TASK TO CARRY OUT: Examine the records and identify each line that includes the string "links". Copy those lines.

-- RECORDED DATA follows --

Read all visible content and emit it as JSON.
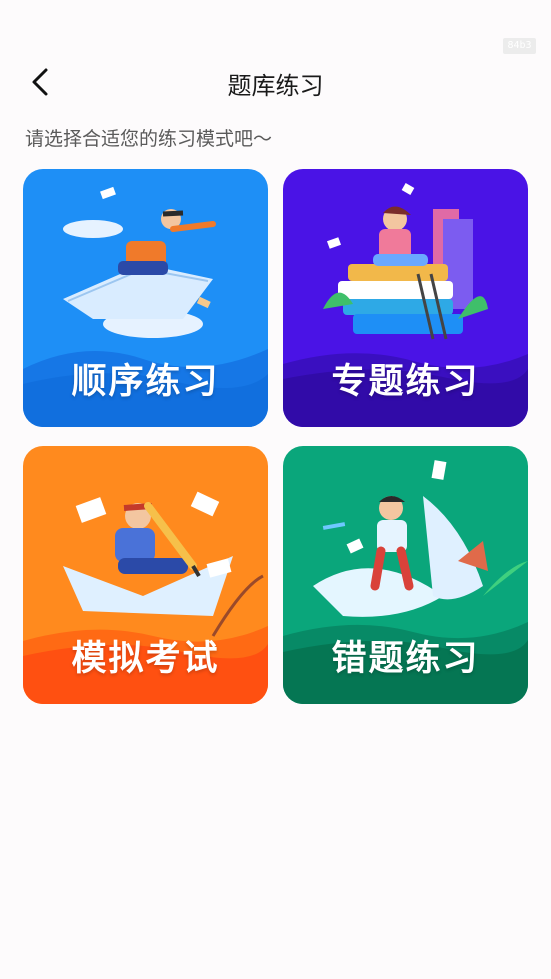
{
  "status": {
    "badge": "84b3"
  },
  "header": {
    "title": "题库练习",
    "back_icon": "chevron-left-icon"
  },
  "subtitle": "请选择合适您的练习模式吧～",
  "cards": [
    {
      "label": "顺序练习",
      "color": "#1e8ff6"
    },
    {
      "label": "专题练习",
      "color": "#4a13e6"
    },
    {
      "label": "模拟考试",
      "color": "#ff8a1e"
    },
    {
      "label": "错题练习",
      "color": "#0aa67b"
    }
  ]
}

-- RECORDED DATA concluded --
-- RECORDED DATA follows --

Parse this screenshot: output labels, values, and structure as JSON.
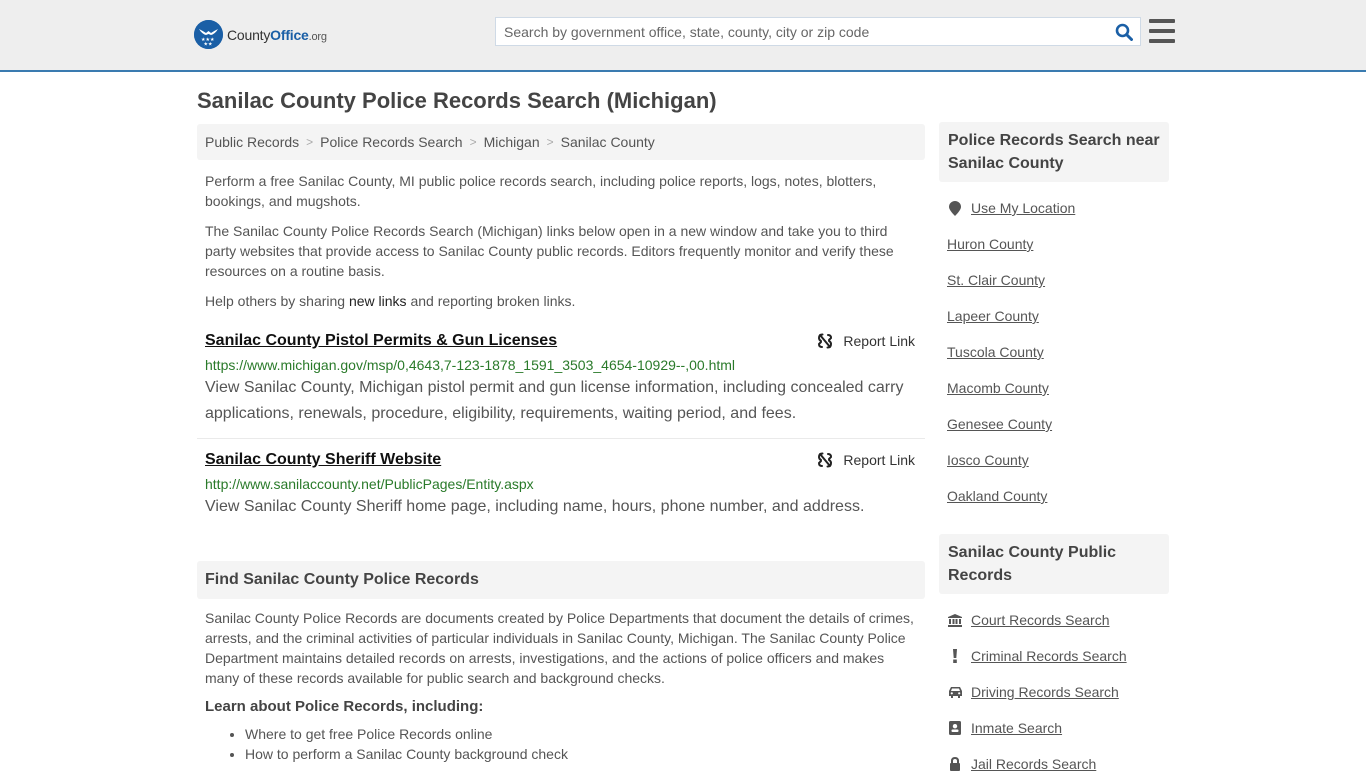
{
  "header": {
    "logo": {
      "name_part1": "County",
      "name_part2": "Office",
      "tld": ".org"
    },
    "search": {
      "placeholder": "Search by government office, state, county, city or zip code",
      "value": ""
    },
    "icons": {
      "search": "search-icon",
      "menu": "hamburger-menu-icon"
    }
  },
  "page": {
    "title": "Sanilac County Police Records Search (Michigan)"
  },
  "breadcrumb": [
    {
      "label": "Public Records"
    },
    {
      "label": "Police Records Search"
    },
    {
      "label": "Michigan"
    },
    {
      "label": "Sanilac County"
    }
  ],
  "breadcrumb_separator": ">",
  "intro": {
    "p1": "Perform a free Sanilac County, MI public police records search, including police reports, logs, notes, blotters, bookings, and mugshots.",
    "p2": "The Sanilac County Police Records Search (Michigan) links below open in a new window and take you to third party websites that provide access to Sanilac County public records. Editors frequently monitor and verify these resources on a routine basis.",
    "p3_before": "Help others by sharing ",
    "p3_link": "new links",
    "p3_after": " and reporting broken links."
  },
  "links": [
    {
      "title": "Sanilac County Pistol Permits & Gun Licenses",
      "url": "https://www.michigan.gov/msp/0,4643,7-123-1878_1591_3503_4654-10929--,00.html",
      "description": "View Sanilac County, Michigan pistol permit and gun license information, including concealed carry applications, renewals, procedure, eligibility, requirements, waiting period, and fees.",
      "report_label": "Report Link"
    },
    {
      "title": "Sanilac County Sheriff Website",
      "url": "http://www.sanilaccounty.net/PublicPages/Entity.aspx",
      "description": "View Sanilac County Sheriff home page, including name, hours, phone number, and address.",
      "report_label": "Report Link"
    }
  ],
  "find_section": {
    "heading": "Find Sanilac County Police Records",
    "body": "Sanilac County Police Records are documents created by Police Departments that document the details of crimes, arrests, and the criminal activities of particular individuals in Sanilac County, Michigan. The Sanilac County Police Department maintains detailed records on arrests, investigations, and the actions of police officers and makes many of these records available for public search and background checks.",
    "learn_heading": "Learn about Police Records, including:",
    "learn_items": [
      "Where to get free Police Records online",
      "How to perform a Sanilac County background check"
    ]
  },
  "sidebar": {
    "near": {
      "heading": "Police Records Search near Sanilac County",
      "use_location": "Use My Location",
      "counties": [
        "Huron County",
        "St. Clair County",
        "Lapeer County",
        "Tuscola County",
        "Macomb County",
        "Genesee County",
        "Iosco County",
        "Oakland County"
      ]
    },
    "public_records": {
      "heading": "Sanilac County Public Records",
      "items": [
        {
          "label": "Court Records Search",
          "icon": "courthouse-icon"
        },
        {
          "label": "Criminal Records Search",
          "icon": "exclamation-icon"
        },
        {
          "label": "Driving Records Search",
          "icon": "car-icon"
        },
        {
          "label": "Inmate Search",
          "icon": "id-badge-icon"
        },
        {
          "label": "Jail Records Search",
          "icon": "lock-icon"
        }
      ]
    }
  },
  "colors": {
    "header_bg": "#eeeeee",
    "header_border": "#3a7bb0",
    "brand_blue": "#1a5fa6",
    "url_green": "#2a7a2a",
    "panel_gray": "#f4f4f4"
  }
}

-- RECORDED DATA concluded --

RESPONSE BELOW:
    "p2": "The Sanilac County Police Records Search (Michigan) links below open in a new window and take you to third party websites that provide access to Sanilac County public records. Editors frequently monitor and verify these resources on a routine basis.",
    "p3_link": "new links",
    "p3_after": " and reporting broken links."
  "links": [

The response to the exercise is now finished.